Your grant proposal package was so perfect you actually thought about framing it. It was all in the exact order it needed to be according to the foundation’s particular guidelines. You didn’t staple or bind when the guidelines said not to do that. Everything was signed, sealed and delivered before the deadline.
Then the dreaded letter arrived: “We regret to inform you that the trustees decided not to fund your proposal. This is not a reflection on the work that you do…” Ugh.
You rush to the file to try and figure out what your grant writer did wrong. Was there a typo? Was the wrong format used? Was there a missing attachment?
The fact is, while a poorly written grant sent to the wrong foundation can keep you from getting a grant, being declined for a grant has a lot more to do with your organization than does your proposal.
Organizations get grants, not your proposals. Your organization should meet important standards such as having:
- a board of directors that actually meets regularly
- no funding deficits
- sound financial management and financial statements that could or do pass an audit
- strong, structured leadership
- board members who make cash donations to the organization
- low operating costs
- strong, meaningful programs that can be articulated with goals and objectives
- strong evaluation of the programs and constituent participation
- well conceived budgets
- staff and board who represent the diversity of the community

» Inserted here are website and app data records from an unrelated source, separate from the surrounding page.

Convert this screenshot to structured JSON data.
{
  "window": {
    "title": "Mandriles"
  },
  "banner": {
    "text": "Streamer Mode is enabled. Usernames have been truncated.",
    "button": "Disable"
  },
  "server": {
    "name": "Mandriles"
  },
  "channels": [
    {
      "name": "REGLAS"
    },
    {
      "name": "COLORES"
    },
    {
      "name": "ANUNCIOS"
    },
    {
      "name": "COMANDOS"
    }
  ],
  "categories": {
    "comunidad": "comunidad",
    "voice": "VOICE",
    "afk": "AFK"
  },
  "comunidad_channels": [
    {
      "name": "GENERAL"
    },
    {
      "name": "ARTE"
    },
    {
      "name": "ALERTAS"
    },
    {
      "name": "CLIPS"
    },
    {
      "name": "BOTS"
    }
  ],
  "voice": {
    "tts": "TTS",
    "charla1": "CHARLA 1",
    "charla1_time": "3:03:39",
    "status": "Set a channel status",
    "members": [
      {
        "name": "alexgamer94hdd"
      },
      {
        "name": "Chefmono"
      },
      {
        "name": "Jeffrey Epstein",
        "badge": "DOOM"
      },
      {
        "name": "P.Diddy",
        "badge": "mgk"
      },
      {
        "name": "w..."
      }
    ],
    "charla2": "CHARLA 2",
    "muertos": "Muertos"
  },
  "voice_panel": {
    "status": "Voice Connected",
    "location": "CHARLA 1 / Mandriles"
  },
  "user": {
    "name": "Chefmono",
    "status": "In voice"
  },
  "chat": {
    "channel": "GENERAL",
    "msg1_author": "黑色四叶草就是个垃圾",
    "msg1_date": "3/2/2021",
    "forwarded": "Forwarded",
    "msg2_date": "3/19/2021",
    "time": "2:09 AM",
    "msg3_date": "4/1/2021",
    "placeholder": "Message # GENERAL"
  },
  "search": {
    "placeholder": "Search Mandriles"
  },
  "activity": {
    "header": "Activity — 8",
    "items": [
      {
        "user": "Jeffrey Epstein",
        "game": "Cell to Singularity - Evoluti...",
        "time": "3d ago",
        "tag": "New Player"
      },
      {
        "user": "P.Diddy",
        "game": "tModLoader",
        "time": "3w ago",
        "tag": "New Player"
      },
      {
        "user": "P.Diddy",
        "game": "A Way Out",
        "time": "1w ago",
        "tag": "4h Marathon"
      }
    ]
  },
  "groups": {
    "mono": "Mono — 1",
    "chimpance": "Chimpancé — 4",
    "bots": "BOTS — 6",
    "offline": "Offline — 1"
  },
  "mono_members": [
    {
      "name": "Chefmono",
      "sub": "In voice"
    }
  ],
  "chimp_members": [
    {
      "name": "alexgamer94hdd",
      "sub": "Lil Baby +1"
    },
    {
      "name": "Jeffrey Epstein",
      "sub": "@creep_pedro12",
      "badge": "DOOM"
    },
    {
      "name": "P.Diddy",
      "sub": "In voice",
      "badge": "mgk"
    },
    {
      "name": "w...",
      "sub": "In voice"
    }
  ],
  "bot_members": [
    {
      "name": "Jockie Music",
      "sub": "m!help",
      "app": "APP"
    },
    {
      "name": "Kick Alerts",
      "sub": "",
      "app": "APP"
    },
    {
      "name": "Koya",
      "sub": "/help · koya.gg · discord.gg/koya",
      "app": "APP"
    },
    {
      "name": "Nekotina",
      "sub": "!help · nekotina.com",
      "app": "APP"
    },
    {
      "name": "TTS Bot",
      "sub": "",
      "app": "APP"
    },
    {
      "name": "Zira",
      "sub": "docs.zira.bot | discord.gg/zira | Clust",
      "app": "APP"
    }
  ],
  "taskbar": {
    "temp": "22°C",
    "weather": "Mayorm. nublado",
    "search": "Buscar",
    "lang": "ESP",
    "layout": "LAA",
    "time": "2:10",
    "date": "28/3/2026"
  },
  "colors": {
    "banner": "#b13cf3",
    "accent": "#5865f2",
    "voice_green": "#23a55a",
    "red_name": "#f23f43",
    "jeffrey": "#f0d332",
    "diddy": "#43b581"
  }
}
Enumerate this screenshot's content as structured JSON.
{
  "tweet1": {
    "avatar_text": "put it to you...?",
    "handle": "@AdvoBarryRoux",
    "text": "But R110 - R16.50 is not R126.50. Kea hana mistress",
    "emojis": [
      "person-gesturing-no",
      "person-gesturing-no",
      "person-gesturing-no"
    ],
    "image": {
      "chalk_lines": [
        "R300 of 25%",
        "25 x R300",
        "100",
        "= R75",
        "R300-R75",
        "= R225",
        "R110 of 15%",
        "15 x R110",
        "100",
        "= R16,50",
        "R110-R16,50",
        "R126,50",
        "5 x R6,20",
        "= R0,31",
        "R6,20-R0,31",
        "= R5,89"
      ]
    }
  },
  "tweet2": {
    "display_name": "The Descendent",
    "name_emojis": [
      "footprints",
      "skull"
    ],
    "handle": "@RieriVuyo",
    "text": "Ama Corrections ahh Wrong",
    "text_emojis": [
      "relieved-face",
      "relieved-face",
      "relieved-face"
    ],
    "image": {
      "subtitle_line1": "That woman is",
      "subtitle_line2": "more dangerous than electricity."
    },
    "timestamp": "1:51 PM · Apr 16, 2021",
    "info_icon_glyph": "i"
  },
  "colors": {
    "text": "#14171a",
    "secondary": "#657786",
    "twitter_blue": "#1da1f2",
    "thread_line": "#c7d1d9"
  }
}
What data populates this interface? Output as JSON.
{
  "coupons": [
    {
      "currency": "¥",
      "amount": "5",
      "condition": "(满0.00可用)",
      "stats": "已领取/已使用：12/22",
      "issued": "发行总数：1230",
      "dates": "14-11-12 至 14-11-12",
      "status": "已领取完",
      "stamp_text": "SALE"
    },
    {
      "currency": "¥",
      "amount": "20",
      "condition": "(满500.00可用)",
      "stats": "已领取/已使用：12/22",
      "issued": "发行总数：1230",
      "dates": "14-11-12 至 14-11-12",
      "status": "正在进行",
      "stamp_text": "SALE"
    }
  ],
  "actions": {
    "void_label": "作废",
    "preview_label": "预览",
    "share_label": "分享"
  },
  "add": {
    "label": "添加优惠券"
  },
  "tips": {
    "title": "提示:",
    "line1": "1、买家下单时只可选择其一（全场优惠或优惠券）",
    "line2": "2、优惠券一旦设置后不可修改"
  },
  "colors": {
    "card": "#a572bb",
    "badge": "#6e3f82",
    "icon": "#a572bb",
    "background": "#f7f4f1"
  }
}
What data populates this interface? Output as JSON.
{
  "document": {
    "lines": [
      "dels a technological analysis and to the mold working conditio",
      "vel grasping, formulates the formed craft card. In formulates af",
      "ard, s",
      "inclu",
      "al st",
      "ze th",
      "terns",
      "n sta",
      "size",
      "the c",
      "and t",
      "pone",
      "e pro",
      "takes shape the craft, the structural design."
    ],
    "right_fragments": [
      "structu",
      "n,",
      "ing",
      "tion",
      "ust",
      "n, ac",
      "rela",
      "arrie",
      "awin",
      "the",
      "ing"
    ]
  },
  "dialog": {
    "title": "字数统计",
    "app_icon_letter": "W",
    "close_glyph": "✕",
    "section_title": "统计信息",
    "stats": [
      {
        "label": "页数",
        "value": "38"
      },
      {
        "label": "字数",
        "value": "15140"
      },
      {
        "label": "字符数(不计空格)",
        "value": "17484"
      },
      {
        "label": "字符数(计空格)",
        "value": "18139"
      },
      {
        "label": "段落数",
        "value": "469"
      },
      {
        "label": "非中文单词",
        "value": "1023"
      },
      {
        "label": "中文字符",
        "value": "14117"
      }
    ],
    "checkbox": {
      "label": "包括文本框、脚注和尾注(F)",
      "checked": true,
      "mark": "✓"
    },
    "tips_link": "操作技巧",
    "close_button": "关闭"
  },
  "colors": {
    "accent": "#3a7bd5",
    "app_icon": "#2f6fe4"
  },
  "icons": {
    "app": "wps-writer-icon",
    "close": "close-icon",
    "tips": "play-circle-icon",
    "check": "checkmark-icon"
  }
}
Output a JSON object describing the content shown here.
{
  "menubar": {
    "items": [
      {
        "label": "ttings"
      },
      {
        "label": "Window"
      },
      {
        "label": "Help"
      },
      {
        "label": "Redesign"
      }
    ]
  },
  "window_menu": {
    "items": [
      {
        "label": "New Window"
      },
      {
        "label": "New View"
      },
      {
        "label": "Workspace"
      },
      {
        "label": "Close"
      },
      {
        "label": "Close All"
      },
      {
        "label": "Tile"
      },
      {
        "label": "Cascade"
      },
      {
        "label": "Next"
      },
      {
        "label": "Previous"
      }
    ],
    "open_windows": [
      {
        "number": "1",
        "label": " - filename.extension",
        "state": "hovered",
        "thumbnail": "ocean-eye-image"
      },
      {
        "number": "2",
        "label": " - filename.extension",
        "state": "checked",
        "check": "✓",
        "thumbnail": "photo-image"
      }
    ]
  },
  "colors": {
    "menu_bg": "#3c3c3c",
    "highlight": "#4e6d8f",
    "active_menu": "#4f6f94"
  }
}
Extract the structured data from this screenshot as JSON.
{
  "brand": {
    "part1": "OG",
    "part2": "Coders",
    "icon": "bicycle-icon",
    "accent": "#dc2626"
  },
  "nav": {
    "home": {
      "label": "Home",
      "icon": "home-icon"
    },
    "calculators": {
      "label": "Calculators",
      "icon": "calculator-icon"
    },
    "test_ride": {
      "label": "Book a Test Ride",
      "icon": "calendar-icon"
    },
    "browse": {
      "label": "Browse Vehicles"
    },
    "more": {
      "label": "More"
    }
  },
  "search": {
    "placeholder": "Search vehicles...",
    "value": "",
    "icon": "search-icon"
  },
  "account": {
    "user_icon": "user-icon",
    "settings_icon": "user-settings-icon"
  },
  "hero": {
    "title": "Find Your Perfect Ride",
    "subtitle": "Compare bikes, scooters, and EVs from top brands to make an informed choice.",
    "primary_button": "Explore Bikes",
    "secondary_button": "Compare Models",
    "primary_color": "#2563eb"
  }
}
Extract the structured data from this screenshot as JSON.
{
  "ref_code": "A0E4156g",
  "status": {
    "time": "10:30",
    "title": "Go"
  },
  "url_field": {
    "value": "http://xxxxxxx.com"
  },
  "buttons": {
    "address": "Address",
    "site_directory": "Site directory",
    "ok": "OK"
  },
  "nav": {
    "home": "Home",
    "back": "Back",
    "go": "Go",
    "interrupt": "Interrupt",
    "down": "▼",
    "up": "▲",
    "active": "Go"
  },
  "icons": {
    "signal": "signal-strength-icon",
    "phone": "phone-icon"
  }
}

- a mission that is not duplicating that of another organization to serve basically the same need in the same place
- collaborative relationships
- an excellent reputation in the community
- few signs of a poorly run organization such as high staff turnover
- diverse funding sources
Sometimes, organizations that are holding on to too much cash in reserves can also have problems getting grants, if they do not have a written plan outlining the use of those funds.
If your organization is under par in the areas above, it is time for you to develop a strategic plan to strengthen your organization and set the organization on the path to being able to apply for and receive grants. Showing your potential funders that you know where your organization needs improvement goes a long way to strengthening your grant proposals.
CommUlinks provides grant writing and consulting services that can help organizations become stronger. Contact us for details.